### INSTRUCTIONS TO FOLLOW
Reproduce every line below exactly as written; do not include the images.

### INFORMATION SHOWN
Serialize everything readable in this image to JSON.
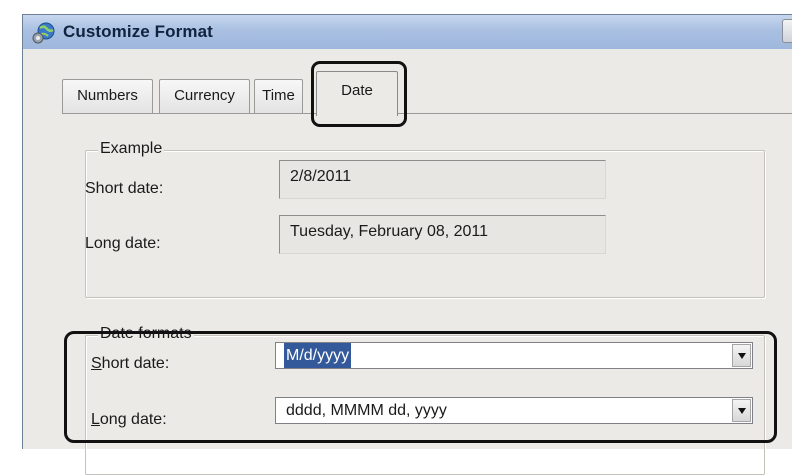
{
  "window": {
    "title": "Customize Format",
    "icon": "globe-settings-icon"
  },
  "tabs": [
    {
      "label": "Numbers",
      "selected": false
    },
    {
      "label": "Currency",
      "selected": false
    },
    {
      "label": "Time",
      "selected": false
    },
    {
      "label": "Date",
      "selected": true
    }
  ],
  "example": {
    "title": "Example",
    "short_label": "Short date:",
    "short_value": "2/8/2011",
    "long_label": "Long date:",
    "long_value": "Tuesday, February 08, 2011"
  },
  "formats": {
    "title": "Date formats",
    "short_label_access": "S",
    "short_label_rest": "hort date:",
    "short_value": "M/d/yyyy",
    "long_label_access": "L",
    "long_label_rest": "ong date:",
    "long_value": "dddd, MMMM dd, yyyy"
  },
  "colors": {
    "selection": "#33599a",
    "titlebar": "#a9c0e2",
    "dialog": "#eceae6"
  }
}
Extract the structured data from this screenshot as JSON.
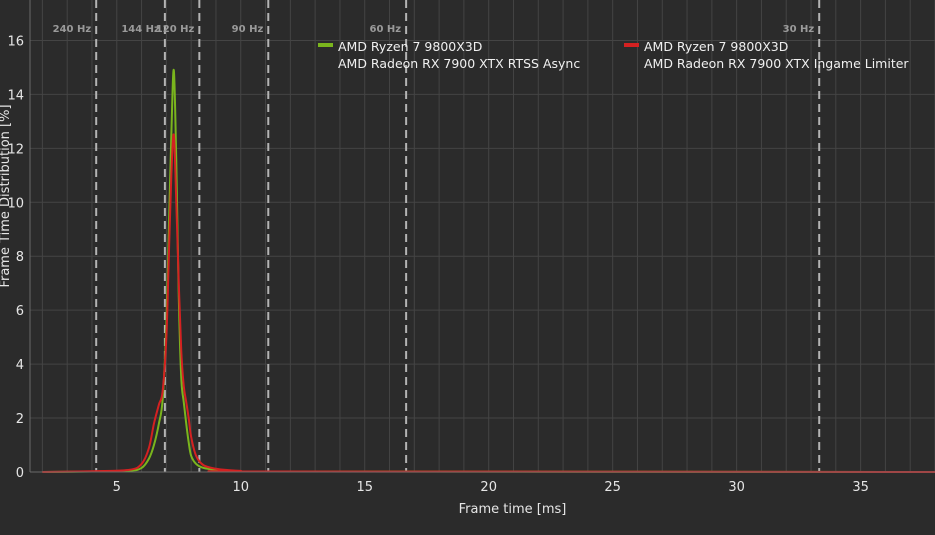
{
  "colors": {
    "background": "#2b2b2b",
    "plot_background": "#2b2b2b",
    "grid": "#444444",
    "refresh_line": "#b4b4b4",
    "text": "#e6e6e6"
  },
  "chart_data": {
    "type": "line",
    "title": "",
    "xlabel": "Frame time [ms]",
    "ylabel": "Frame Time Distribution [%]",
    "xlim": [
      1.5,
      38
    ],
    "ylim": [
      0,
      17.5
    ],
    "xticks": [
      5,
      10,
      15,
      20,
      25,
      30,
      35
    ],
    "yticks": [
      0,
      2,
      4,
      6,
      8,
      10,
      12,
      14,
      16
    ],
    "grid": true,
    "legend_position": "top",
    "refresh_lines": [
      {
        "label": "240 Hz",
        "x": 4.17
      },
      {
        "label": "144 Hz",
        "x": 6.94
      },
      {
        "label": "120 Hz",
        "x": 8.33
      },
      {
        "label": "90 Hz",
        "x": 11.11
      },
      {
        "label": "60 Hz",
        "x": 16.67
      },
      {
        "label": "30 Hz",
        "x": 33.33
      }
    ],
    "series": [
      {
        "name": "AMD Ryzen 7 9800X3D\nAMD Radeon RX 7900 XTX RTSS Async",
        "legend_line1": "AMD Ryzen 7 9800X3D",
        "legend_line2": "AMD Radeon RX 7900 XTX RTSS Async",
        "color": "#7ab51d",
        "x": [
          2.0,
          4.0,
          5.5,
          6.0,
          6.3,
          6.5,
          6.7,
          6.85,
          7.0,
          7.1,
          7.2,
          7.3,
          7.4,
          7.5,
          7.6,
          7.7,
          7.8,
          7.9,
          8.0,
          8.2,
          8.5,
          9.0,
          9.5,
          10.0,
          11.0,
          38.0
        ],
        "y": [
          0.0,
          0.02,
          0.05,
          0.15,
          0.5,
          1.0,
          1.8,
          2.7,
          5.5,
          9.0,
          12.5,
          14.9,
          11.5,
          6.5,
          3.5,
          2.6,
          1.8,
          1.1,
          0.6,
          0.3,
          0.15,
          0.08,
          0.05,
          0.03,
          0.02,
          0.0
        ]
      },
      {
        "name": "AMD Ryzen 7 9800X3D\nAMD Radeon RX 7900 XTX Ingame Limiter",
        "legend_line1": "AMD Ryzen 7 9800X3D",
        "legend_line2": "AMD Radeon RX 7900 XTX Ingame Limiter",
        "color": "#d42121",
        "x": [
          2.0,
          4.0,
          5.5,
          6.0,
          6.3,
          6.5,
          6.7,
          6.85,
          7.0,
          7.1,
          7.2,
          7.3,
          7.4,
          7.5,
          7.6,
          7.7,
          7.8,
          7.9,
          8.0,
          8.2,
          8.5,
          9.0,
          9.5,
          10.0,
          11.0,
          38.0
        ],
        "y": [
          0.0,
          0.03,
          0.08,
          0.3,
          0.9,
          1.8,
          2.5,
          3.0,
          5.0,
          8.0,
          11.0,
          12.5,
          10.0,
          7.0,
          4.5,
          3.2,
          2.6,
          2.0,
          1.3,
          0.6,
          0.25,
          0.12,
          0.07,
          0.04,
          0.02,
          0.0
        ]
      }
    ]
  }
}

### EXERCISE RESPONSE
Serialize everything readable in this image to JSON.
{
  "window": {
    "title": "Customize Format",
    "icon": "globe-settings-icon"
  },
  "tabs": [
    {
      "label": "Numbers",
      "selected": false
    },
    {
      "label": "Currency",
      "selected": false
    },
    {
      "label": "Time",
      "selected": false
    },
    {
      "label": "Date",
      "selected": true
    }
  ],
  "example": {
    "title": "Example",
    "short_label": "Short date:",
    "short_value": "2/8/2011",
    "long_label": "Long date:",
    "long_value": "Tuesday, February 08, 2011"
  },
  "formats": {
    "title": "Date formats",
    "short_label_access": "S",
    "short_label_rest": "hort date:",
    "short_value": "M/d/yyyy",
    "long_label_access": "L",
    "long_label_rest": "ong date:",
    "long_value": "dddd, MMMM dd, yyyy"
  },
  "colors": {
    "selection": "#33599a",
    "titlebar": "#a9c0e2",
    "dialog": "#eceae6"
  }
}
Extract the structured data from this screenshot as JSON.
{
  "colors": {
    "background": "#2b2b2b",
    "plot_background": "#2b2b2b",
    "grid": "#444444",
    "refresh_line": "#b4b4b4",
    "text": "#e6e6e6"
  },
  "chart_data": {
    "type": "line",
    "title": "",
    "xlabel": "Frame time [ms]",
    "ylabel": "Frame Time Distribution [%]",
    "xlim": [
      1.5,
      38
    ],
    "ylim": [
      0,
      17.5
    ],
    "xticks": [
      5,
      10,
      15,
      20,
      25,
      30,
      35
    ],
    "yticks": [
      0,
      2,
      4,
      6,
      8,
      10,
      12,
      14,
      16
    ],
    "grid": true,
    "legend_position": "top",
    "refresh_lines": [
      {
        "label": "240 Hz",
        "x": 4.17
      },
      {
        "label": "144 Hz",
        "x": 6.94
      },
      {
        "label": "120 Hz",
        "x": 8.33
      },
      {
        "label": "90 Hz",
        "x": 11.11
      },
      {
        "label": "60 Hz",
        "x": 16.67
      },
      {
        "label": "30 Hz",
        "x": 33.33
      }
    ],
    "series": [
      {
        "name": "AMD Ryzen 7 9800X3D\nAMD Radeon RX 7900 XTX RTSS Async",
        "legend_line1": "AMD Ryzen 7 9800X3D",
        "legend_line2": "AMD Radeon RX 7900 XTX RTSS Async",
        "color": "#7ab51d",
        "x": [
          2.0,
          4.0,
          5.5,
          6.0,
          6.3,
          6.5,
          6.7,
          6.85,
          7.0,
          7.1,
          7.2,
          7.3,
          7.4,
          7.5,
          7.6,
          7.7,
          7.8,
          7.9,
          8.0,
          8.2,
          8.5,
          9.0,
          9.5,
          10.0,
          11.0,
          38.0
        ],
        "y": [
          0.0,
          0.02,
          0.05,
          0.15,
          0.5,
          1.0,
          1.8,
          2.7,
          5.5,
          9.0,
          12.5,
          14.9,
          11.5,
          6.5,
          3.5,
          2.6,
          1.8,
          1.1,
          0.6,
          0.3,
          0.15,
          0.08,
          0.05,
          0.03,
          0.02,
          0.0
        ]
      },
      {
        "name": "AMD Ryzen 7 9800X3D\nAMD Radeon RX 7900 XTX Ingame Limiter",
        "legend_line1": "AMD Ryzen 7 9800X3D",
        "legend_line2": "AMD Radeon RX 7900 XTX Ingame Limiter",
        "color": "#d42121",
        "x": [
          2.0,
          4.0,
          5.5,
          6.0,
          6.3,
          6.5,
          6.7,
          6.85,
          7.0,
          7.1,
          7.2,
          7.3,
          7.4,
          7.5,
          7.6,
          7.7,
          7.8,
          7.9,
          8.0,
          8.2,
          8.5,
          9.0,
          9.5,
          10.0,
          11.0,
          38.0
        ],
        "y": [
          0.0,
          0.03,
          0.08,
          0.3,
          0.9,
          1.8,
          2.5,
          3.0,
          5.0,
          8.0,
          11.0,
          12.5,
          10.0,
          7.0,
          4.5,
          3.2,
          2.6,
          2.0,
          1.3,
          0.6,
          0.25,
          0.12,
          0.07,
          0.04,
          0.02,
          0.0
        ]
      }
    ]
  }
}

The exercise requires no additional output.